Again, luck finds us when we spot someone exiting the pass-code protected showers. We revel in long, hot (and free!) showers.
We sleep soundly, despite being only 30 feet from Hwy 1.

Day 4: Pismo, 6:30am.
            We awake in the dark, again, to begin the last leg of the tour: 100 miles to Santa Barbara. I continue to push through the knee pain as the miles roll by. This day, it’s Nate who seems to be dragging. After 2 hours, he is spent. I’ve never seen him like this. I know my pace is mediocre, and if he can barely keep up, something must be wrong. We break for a snack, back in our pedal-pedal-pedal-eat rhythm, only to discover that he has broken a spoke.

            His wheel has been rubbing all morning. For 25 miles, he’s been riding with the brakes on. We were too tired to notice. Usually a mechanical breakdown like this might lead to a break down of a more emotional nature. Instead, we embrace the difficulty of the day, we flip the bike, we fix the wheel, and we celebrate the realization that the riding will get easier (now that the brakes aren’t engaged). We get back to pedal-pedal-pedal-eat, and summit the Purisima hills nearing Lompoc.

Lompoc, 11:30.
We stop for lunch in a vacant corner lot. Or, is it an art garden? Who cares. Let’s eat.

            We summit the last hill of the trip, at 1:30pm, with only 40 miles to Santa Barbara. I text my SB friends to proclaim our success: “Only 40 miles to go. All downhill and downwind. See you in a few hours.”

            Oops. Whether you believe in superstition or not, it’s clear that a big adventure isn’t over ‘til it’s over, and it makes no sense to get ahead of yourself.
            At the bottom of the hill, still 30 miles out, I blow a tire. I squirm the bike to a safe spot and take out the repair kit. A new tire. A new tube. Tire irons. A hand pump. A CO2 pump and cartridge…. While we’re at it, we true Nate’s wheel again. Other cyclists pass us while we work.

            We know the repair is not perfect. The tire pressure is insufficient. I ride gently, but cannot avoid the bumps in the road. Five miles later, over a bridge, I blow another tube. So much for “downhill and downwind.” We stop in the shade and I whip another tube on the wheel. In my haste, I scrape knuckles over metal and blood runs down my hands.
            Nate and I take stock of our gear. We have a tire and tubes remaining, but no more CO2. My hand pump proves worthless, which means the next flat might sink the trip.

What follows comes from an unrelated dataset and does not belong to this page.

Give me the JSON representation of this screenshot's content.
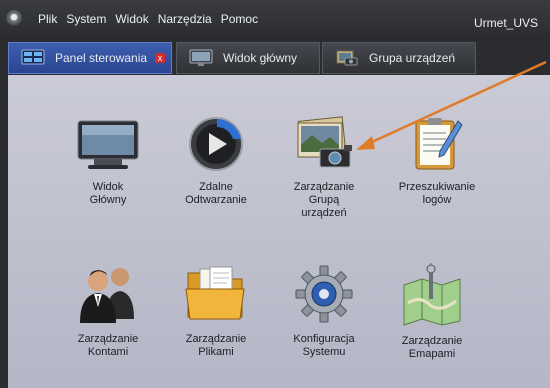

            El Capitan State Park (off-ramp), 4:00pm.
            By now, you might know where this is headed. We ride a few miles more and Nate pulls off the road ahead of me. Flat tire. We try to fix it, but we’re short on supplies.
            At mile 383, it’s finally time to call it.

As if in a tv gameshow, I use my call-a-friend lifeline, and a truck arrives 45 minutes later to take us to town. Our heads held high, we do not admit defeat. We rode 383 miles in 4 days, and there’s no shame in saving the last 20 for another ride.

Route Maps
Day 1: 93 miles, 12.4 ave, 5300’ elevation gain.
Day 2: 85 miles, 13.1 ave, 4700’ gain.
Day 3: 125 miles, 12.3 ave, 9200’ gain.
Day 4: 80 miles, 13.5 ave, 4000’ gain.
Total: 383 miles, in 30 hours of riding, average speed 12.8 mph, 23,000’ gain.
95 miles per day.

Thanks to Nate for his relentless positive attitude, and for hauling my gear through Big Sur.
Thanks to Nate Tang for guiding us through SF.
Thanks to Adam for skipping out of work to pick us up on the side of the road.
Thanks to Adam and Lindsay for hosting us in SB.
Thanks to Steve and Melissa for joining us for celebratory burgers and beers.
Thanks to Kimber for the ride back to Oakland.

Thanks are also due to the songs in the above videos. I put a play list on during the painful climbs and it helped boost me up the hills.
Pumpin Blood - NONONO
I Love It - Icona Pop
Closer - Tegan and Sara
Miles Away - Years Around the Sun
Get Some - Lykke Li
Leave the Lights on - Meiko
...and more...